It seems that at the very end of the nineteenth century, probably as a requirement of the Local Government (Scotland) Act 1894, (to which indirect references are made) that Arisaig and Moidart (A&M) formed a combined Parish Council and withdrew some existing overlap from parts of Ardnamurchan. They had to re-organise the Medical services in the area and appoint a new Inspector to report upon the Poor in the Parish.
As the council evolved over the next ten years, it became slightly more sophisticated financially. But it always retained its basic purpose which was to be a group of local people looking after local peoples' needs. These embraced assisting the poor with help in finance or kind, looking after public health issues like vaccination and, organising rate collection and finance for local schools in Arisaig, Moidart and Acharacle.
For the whole of the period covered by the Minute Book, Col Macdonald of Glenaladale was in the Chair
The Parish Council were a mixture of "Gentlemen and Players" and they were either "Esq" or "Mr" in the earlier minutes. The chair was inevitably taken by Col Macdonald CB of Glenaladale, who for the ten years covered by the Minute Book, was every year re-elected "unanimously".
Other landowners also served on the Council at various times, such as Arthur Nicholson from Arisaig House, James Head of Inverailort, William Blackburn of Roshven and John Charles Stewart of Kinlochmoidart.
There were also local Reverends and Priests such as A MacDonald and D MacIntosh and a number of local farmers and crofters, including Angus MacIntosh from Cliff (Dorlin), Simon MacDougald of Langall and Donald MacDonald of Bunicault.
The Council met about four times a year and a lot of its time was devoted to looking after the needs of the poor in the Parish
The Council met about four times a year and, during its later years, had a separate Finance & Clothing Committee, which reviewed the poor and their needs in particular.
The poor in the Parish totaled a running average of about forty, divided approximately equally between Arisaig and Moidart. In addition, about fifteen poor people who had been born in the district and who thus qualified for assistance, but no longer lived in the Parish, had their financial upkeep underwritten by money being sent by the Council to other Parish Councils. Finally, there were about a dozen lunatics who received poor relief; half of them were in an asylum in Inverness and the other half were looked after "in a private dwelling" by a paid attender.

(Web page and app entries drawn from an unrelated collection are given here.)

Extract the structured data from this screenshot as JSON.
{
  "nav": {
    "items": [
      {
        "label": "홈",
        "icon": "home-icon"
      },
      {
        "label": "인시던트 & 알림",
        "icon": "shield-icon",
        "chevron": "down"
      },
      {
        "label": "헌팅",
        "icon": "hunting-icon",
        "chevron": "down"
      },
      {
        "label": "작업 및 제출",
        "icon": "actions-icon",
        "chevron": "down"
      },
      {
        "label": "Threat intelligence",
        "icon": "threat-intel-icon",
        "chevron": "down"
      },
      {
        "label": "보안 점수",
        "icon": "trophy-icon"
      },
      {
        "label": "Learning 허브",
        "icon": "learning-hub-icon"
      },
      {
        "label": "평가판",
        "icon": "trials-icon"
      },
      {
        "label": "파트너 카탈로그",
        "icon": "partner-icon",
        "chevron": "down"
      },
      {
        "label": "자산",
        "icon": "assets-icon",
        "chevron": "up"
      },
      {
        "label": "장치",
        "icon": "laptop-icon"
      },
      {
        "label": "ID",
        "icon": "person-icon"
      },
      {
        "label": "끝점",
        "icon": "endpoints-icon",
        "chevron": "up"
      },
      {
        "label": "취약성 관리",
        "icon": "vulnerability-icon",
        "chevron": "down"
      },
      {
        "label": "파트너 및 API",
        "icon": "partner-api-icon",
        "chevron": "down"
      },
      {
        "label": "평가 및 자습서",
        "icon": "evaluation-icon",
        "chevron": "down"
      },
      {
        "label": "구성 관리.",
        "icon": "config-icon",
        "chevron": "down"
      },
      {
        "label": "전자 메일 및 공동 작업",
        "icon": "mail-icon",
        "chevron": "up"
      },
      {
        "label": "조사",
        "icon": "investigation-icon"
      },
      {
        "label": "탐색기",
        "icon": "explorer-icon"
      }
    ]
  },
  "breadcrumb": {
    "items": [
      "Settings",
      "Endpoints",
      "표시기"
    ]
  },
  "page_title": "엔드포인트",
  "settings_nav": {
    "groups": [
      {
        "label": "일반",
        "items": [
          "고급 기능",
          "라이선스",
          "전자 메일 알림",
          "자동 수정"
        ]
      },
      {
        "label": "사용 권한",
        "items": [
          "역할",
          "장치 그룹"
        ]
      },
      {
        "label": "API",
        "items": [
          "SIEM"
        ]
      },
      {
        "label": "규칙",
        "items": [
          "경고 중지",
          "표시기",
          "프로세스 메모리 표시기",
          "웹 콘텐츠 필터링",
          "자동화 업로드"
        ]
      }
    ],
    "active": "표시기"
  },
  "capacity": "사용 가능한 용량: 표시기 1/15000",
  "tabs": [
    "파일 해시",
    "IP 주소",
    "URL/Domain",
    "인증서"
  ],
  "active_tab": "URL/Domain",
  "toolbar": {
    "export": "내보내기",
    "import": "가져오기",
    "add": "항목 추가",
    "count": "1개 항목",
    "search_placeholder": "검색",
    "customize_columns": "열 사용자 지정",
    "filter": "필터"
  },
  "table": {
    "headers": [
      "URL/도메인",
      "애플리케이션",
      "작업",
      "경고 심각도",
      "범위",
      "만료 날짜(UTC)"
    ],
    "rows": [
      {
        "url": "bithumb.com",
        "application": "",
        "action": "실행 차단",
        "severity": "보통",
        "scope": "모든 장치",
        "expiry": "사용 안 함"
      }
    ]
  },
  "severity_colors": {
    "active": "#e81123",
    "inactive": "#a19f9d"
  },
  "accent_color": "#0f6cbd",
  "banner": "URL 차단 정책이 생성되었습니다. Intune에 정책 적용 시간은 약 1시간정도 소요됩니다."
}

There were poor Houses in Langal, Kinlochmoidart and Tobermory
Poor Houses were located at Langal, Kinlochmoidart and in Tobermory in Mull, the last of which was "Combined" into the Parish under Poor Law Regulations.
There were a number of issues of local interest then, which are still relevant today, such as the building of the Railway and the renaming of Kinlochailort
In addition to their statutory duties, the Council every now and then during this ten year period had a few little excitements. Like the time that:
All this shows a microcosm of a council dealing with poverty and small local issues, made up of about ten locals (half "worthies" and half real locals), and supported by Medical Officers attending the poor and providing statutory vaccinations and a Clerk/Inspector/Collector, all of which posts were filled simultaneously by Mr Alexander Gibson, apparently rather successfully.
See also Public Record Office Inverness, Highland Regional Archive ref 253, Ardnamurchan, correspondence and minutes of meetings of Ardnamurchan Parish Council re: division of the parish, re-adjustment of rates, 1892-1894 (g)